* _Data shown_:
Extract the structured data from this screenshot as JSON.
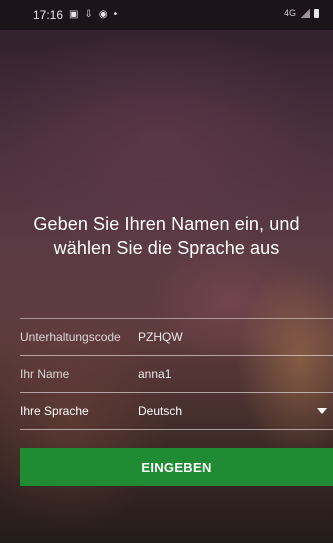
{
  "status_bar": {
    "time": "17:16",
    "icons": [
      "image-icon",
      "download-icon",
      "sync-icon",
      "dot-icon"
    ],
    "network": "4G"
  },
  "headline": {
    "line1": "Geben Sie Ihren Namen ein, und",
    "line2": "wählen Sie die Sprache aus"
  },
  "form": {
    "conversation_code": {
      "label": "Unterhaltungscode",
      "value": "PZHQW"
    },
    "name": {
      "label": "Ihr Name",
      "value": "anna1"
    },
    "language": {
      "label": "Ihre Sprache",
      "value": "Deutsch"
    }
  },
  "submit_label": "EINGEBEN",
  "colors": {
    "accent": "#1f8b33",
    "text": "#ffffff"
  }
}
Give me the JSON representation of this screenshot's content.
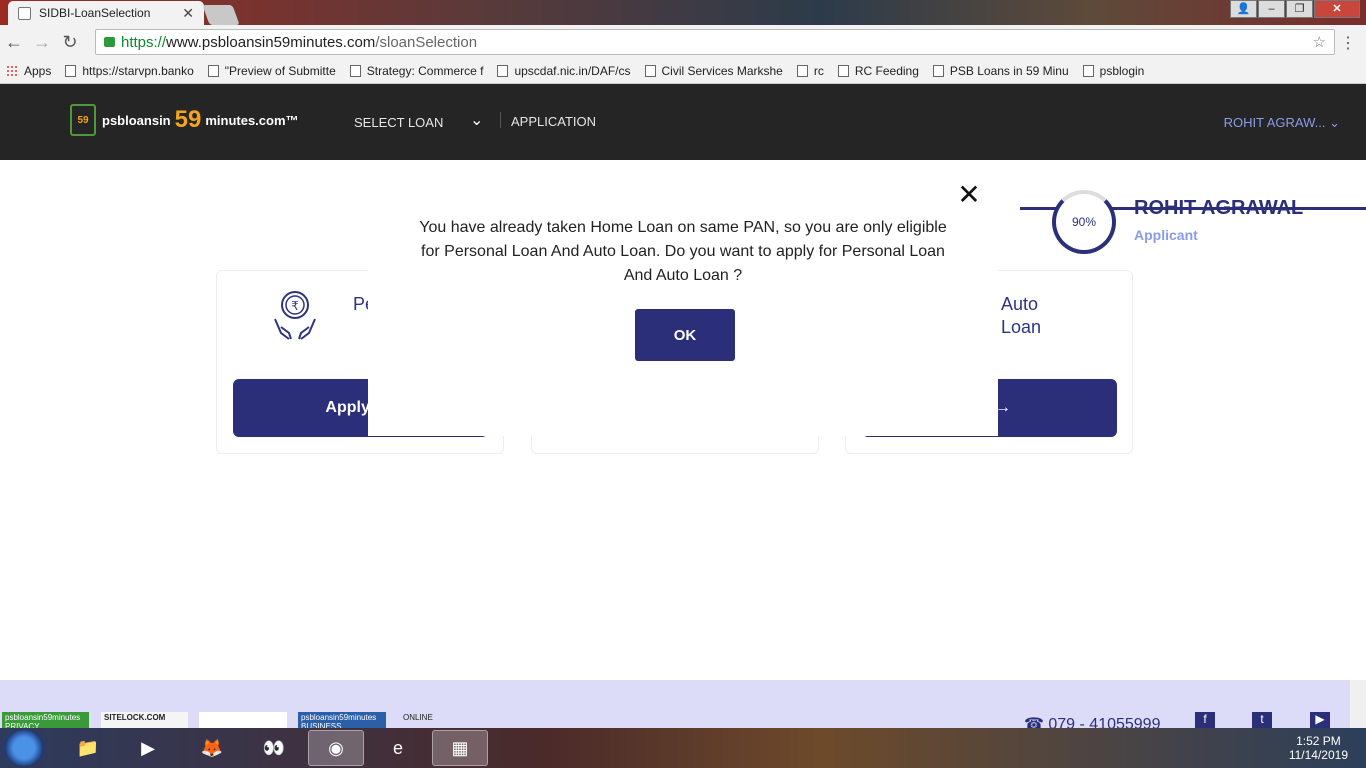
{
  "browser": {
    "tab_title": "SIDBI-LoanSelection",
    "url_secure": "https://",
    "url_host": "www.psbloansin59minutes.com",
    "url_path": "/sloanSelection",
    "bookmarks": [
      "Apps",
      "https://starvpn.banko",
      "\"Preview of Submitte",
      "Strategy: Commerce f",
      "upscdaf.nic.in/DAF/cs",
      "Civil Services Markshe",
      "rc",
      "RC Feeding",
      "PSB Loans in 59 Minu",
      "psblogin"
    ]
  },
  "header": {
    "logo_prefix": "psbloansin",
    "logo_number": "59",
    "logo_suffix": "minutes.com™",
    "logo_badge": "59",
    "nav_select_loan": "SELECT LOAN",
    "nav_application": "APPLICATION",
    "user_menu": "ROHIT AGRAW..."
  },
  "progress": {
    "percent_label": "90%",
    "name": "ROHIT AGRAWAL",
    "role": "Applicant"
  },
  "cards": {
    "left": {
      "title": "Pe",
      "button": "Apply No"
    },
    "right": {
      "title_line1": "Auto",
      "title_line2": "Loan",
      "button": "ow →"
    }
  },
  "modal": {
    "message": "You have already taken Home Loan on same PAN, so you are only eligible for Personal Loan And Auto Loan. Do you want to apply for Personal Loan And Auto Loan ?",
    "ok_label": "OK",
    "close_glyph": "✕"
  },
  "footer": {
    "phone": "☎ 079 - 41055999",
    "badges": [
      "psbloansin59minutes PRIVACY",
      "SITELOCK.COM",
      "psbloansin59minutes BUSINESS",
      "ONLINE"
    ]
  },
  "taskbar": {
    "time": "1:52 PM",
    "date": "11/14/2019"
  }
}
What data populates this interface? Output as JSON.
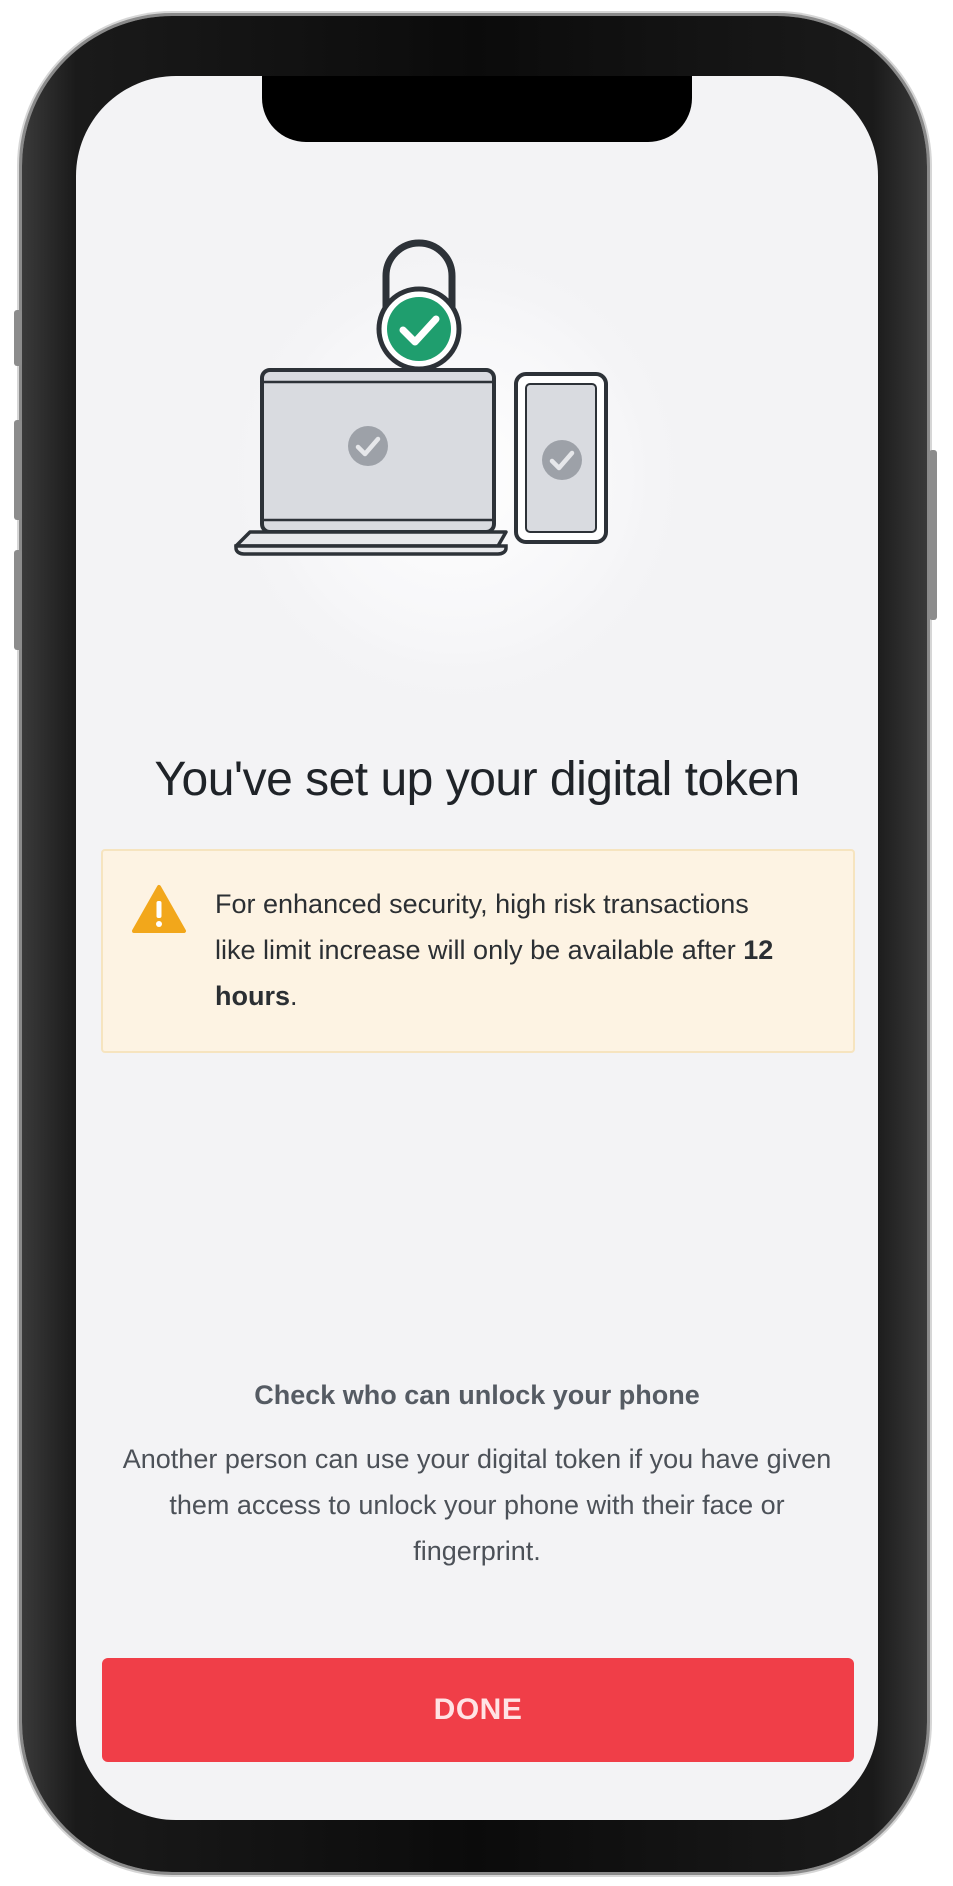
{
  "screen": {
    "title": "You've set up your digital token",
    "warning": {
      "icon": "warning-icon",
      "text_before": "For enhanced security, high risk transactions like limit increase will only be available after ",
      "text_bold": "12 hours",
      "text_after": "."
    },
    "unlock": {
      "heading": "Check who can unlock your phone",
      "description": "Another person can use your digital token if you have given them access to unlock your phone with their face or fingerprint."
    },
    "done_button": "DONE"
  },
  "colors": {
    "primary_button": "#f03e48",
    "lock_badge": "#1f9e6e",
    "warning_background": "#fdf3e3",
    "warning_icon": "#f2a71b",
    "screen_background": "#f3f3f5"
  },
  "illustration": {
    "icons": [
      "lock-icon",
      "check-badge-icon",
      "laptop-icon",
      "phone-icon"
    ]
  }
}
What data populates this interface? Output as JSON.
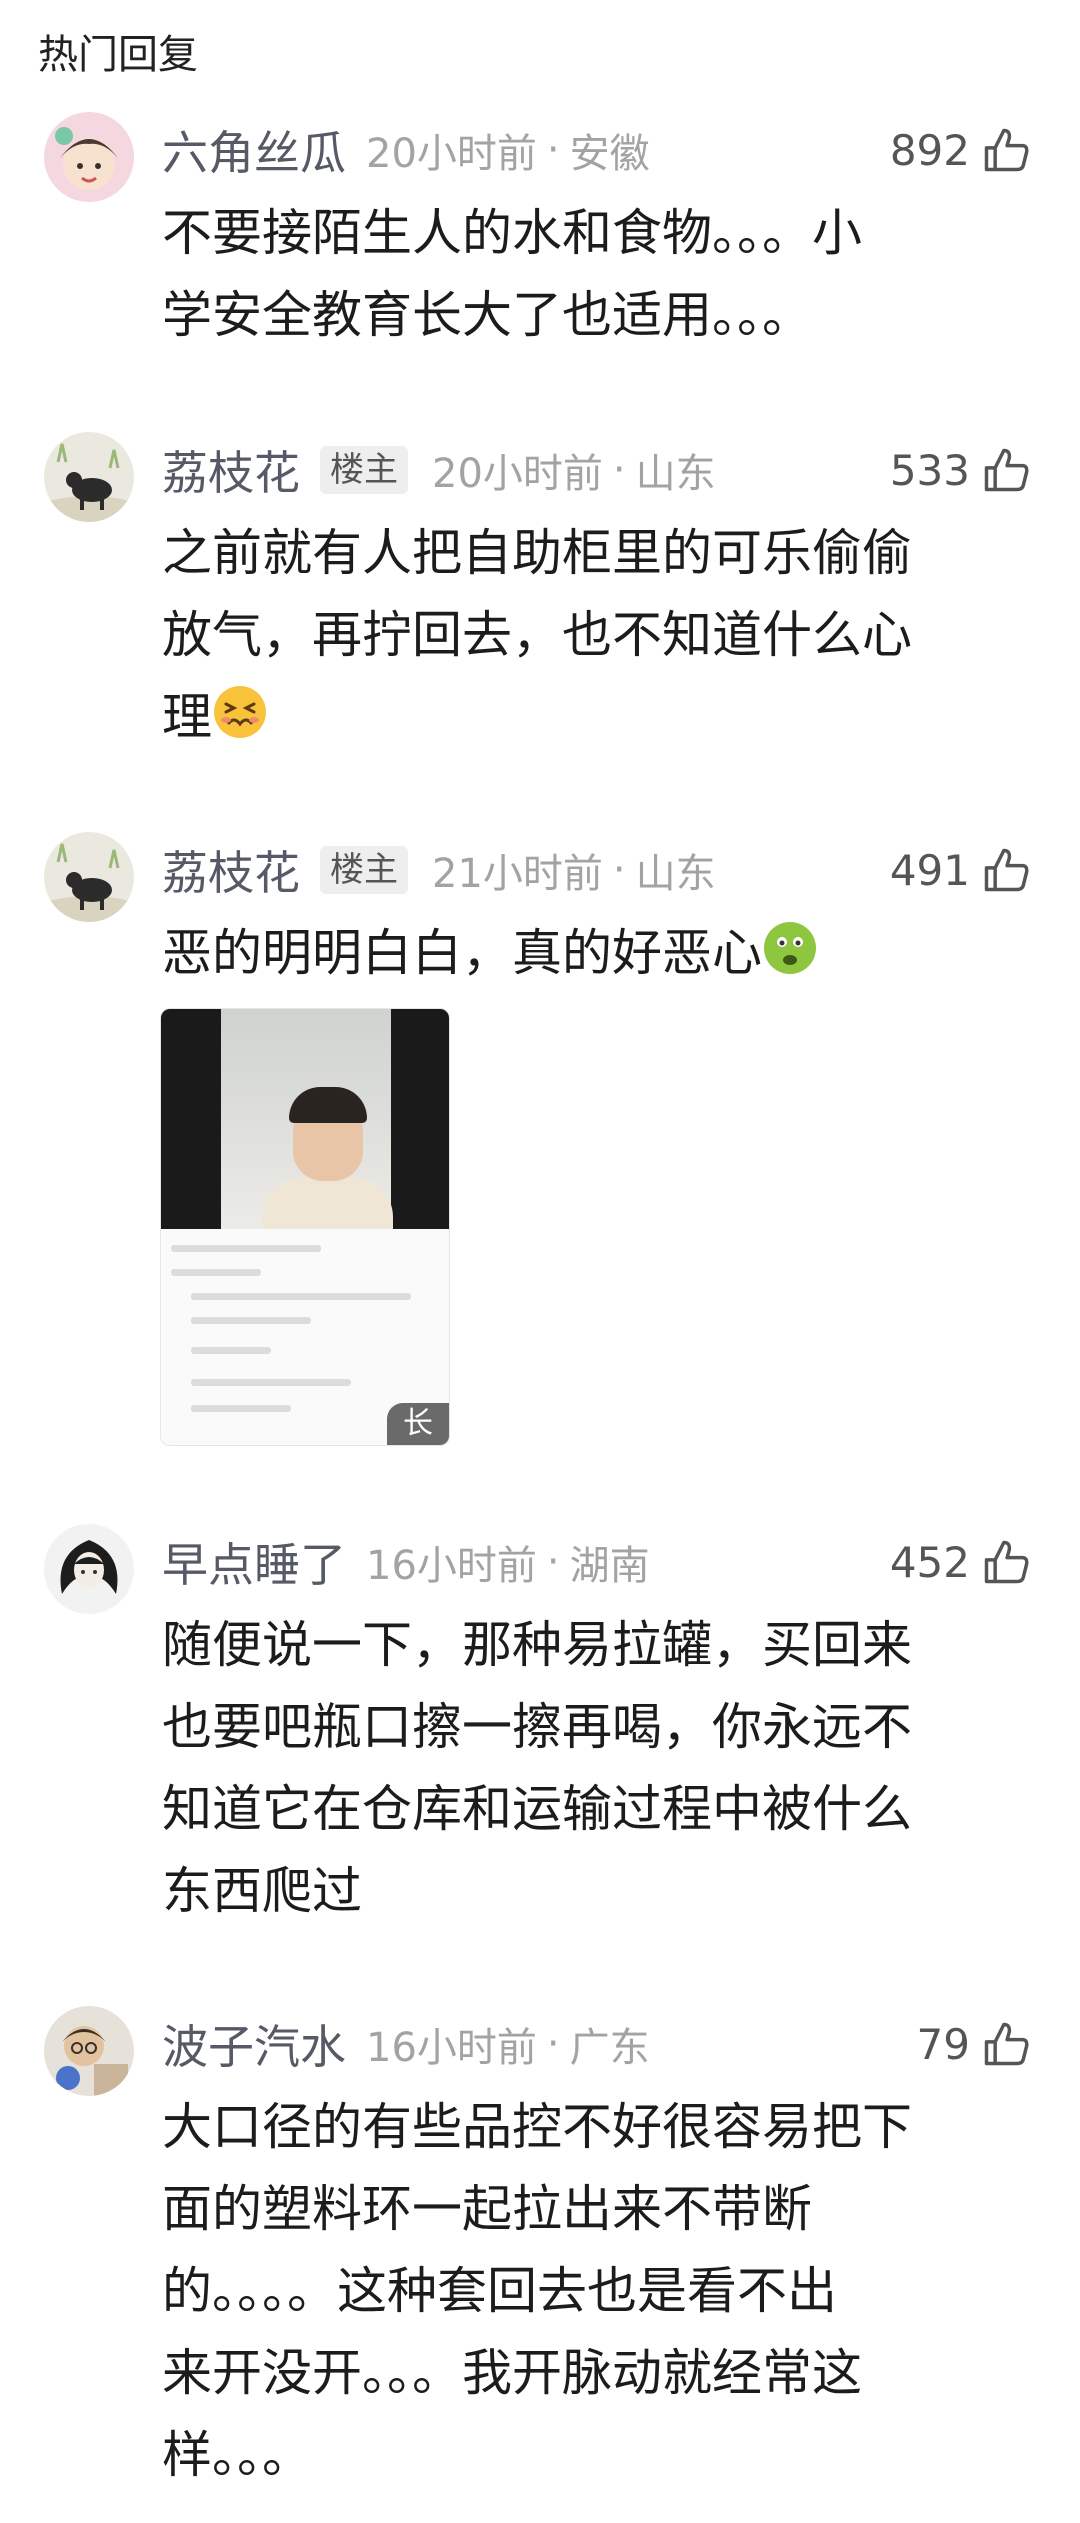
{
  "section_title": "热门回复",
  "op_badge": "楼主",
  "comments": [
    {
      "username": "六角丝瓜",
      "time": "20小时前",
      "location": "安徽",
      "likes": "892",
      "text_lines": [
        "不要接陌生人的水和食物。。。小",
        "学安全教育长大了也适用。。。"
      ]
    },
    {
      "username": "荔枝花",
      "is_op": true,
      "time": "20小时前",
      "location": "山东",
      "likes": "533",
      "text_lines": [
        "之前就有人把自助柜里的可乐偷偷",
        "放气，再拧回去，也不知道什么心",
        "理"
      ],
      "emoji": "tired-face"
    },
    {
      "username": "荔枝花",
      "is_op": true,
      "time": "21小时前",
      "location": "山东",
      "likes": "491",
      "text_lines": [
        "恶的明明白白，真的好恶心"
      ],
      "emoji": "nauseated-face",
      "image_badge": "长"
    },
    {
      "username": "早点睡了",
      "time": "16小时前",
      "location": "湖南",
      "likes": "452",
      "text_lines": [
        "随便说一下，那种易拉罐，买回来",
        "也要吧瓶口擦一擦再喝，你永远不",
        "知道它在仓库和运输过程中被什么",
        "东西爬过"
      ]
    },
    {
      "username": "波子汽水",
      "time": "16小时前",
      "location": "广东",
      "likes": "79",
      "text_lines": [
        "大口径的有些品控不好很容易把下",
        "面的塑料环一起拉出来不带断",
        "的。。。。这种套回去也是看不出",
        "来开没开。。。我开脉动就经常这",
        "样。。。"
      ]
    }
  ],
  "separator": "·",
  "colors": {
    "username": "#555a66",
    "meta": "#a3a3a3",
    "text": "#1c1c1c"
  }
}
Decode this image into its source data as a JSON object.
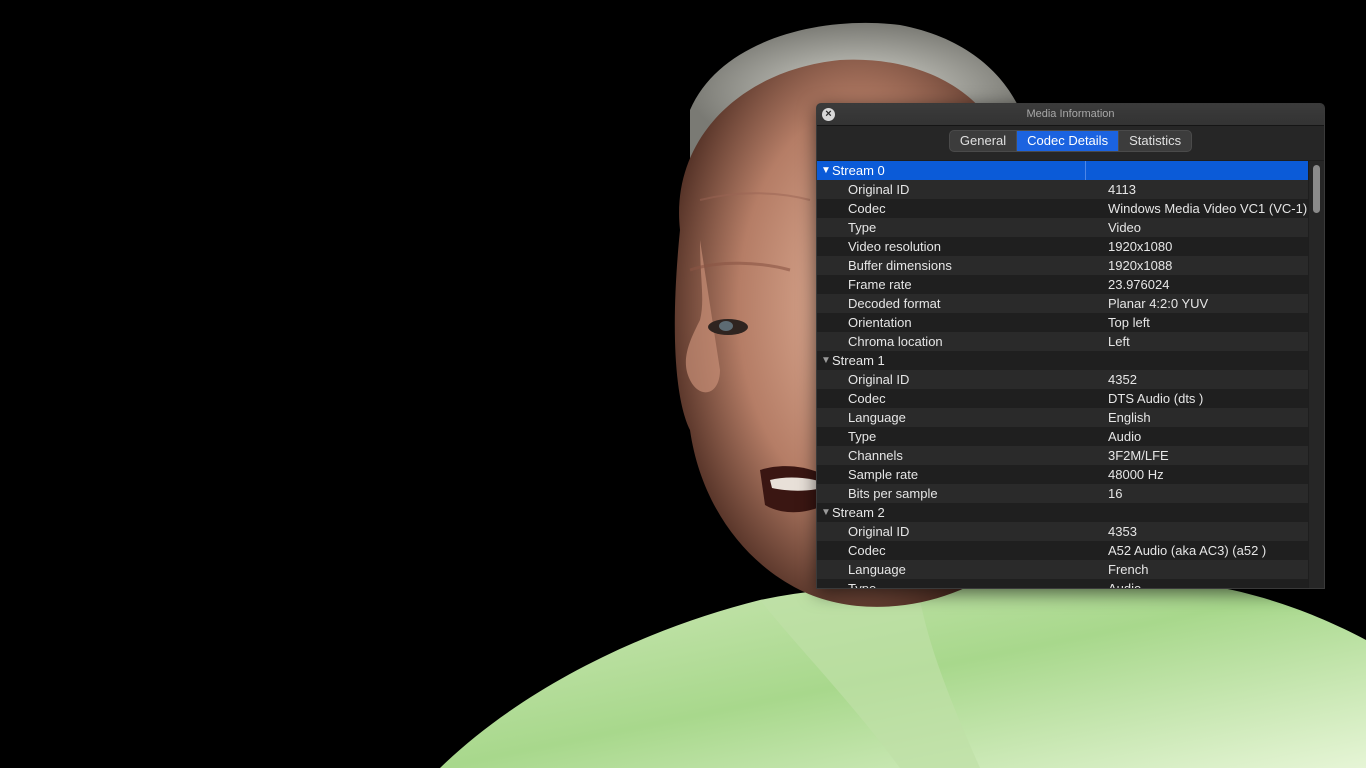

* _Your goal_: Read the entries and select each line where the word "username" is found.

* _Task solution_:
      "username": "六角丝瓜",
      "username": "荔枝花",
      "username": "荔枝花",
      "username": "早点睡了",
      "username": "波子汽水",
    "username": "#555a66",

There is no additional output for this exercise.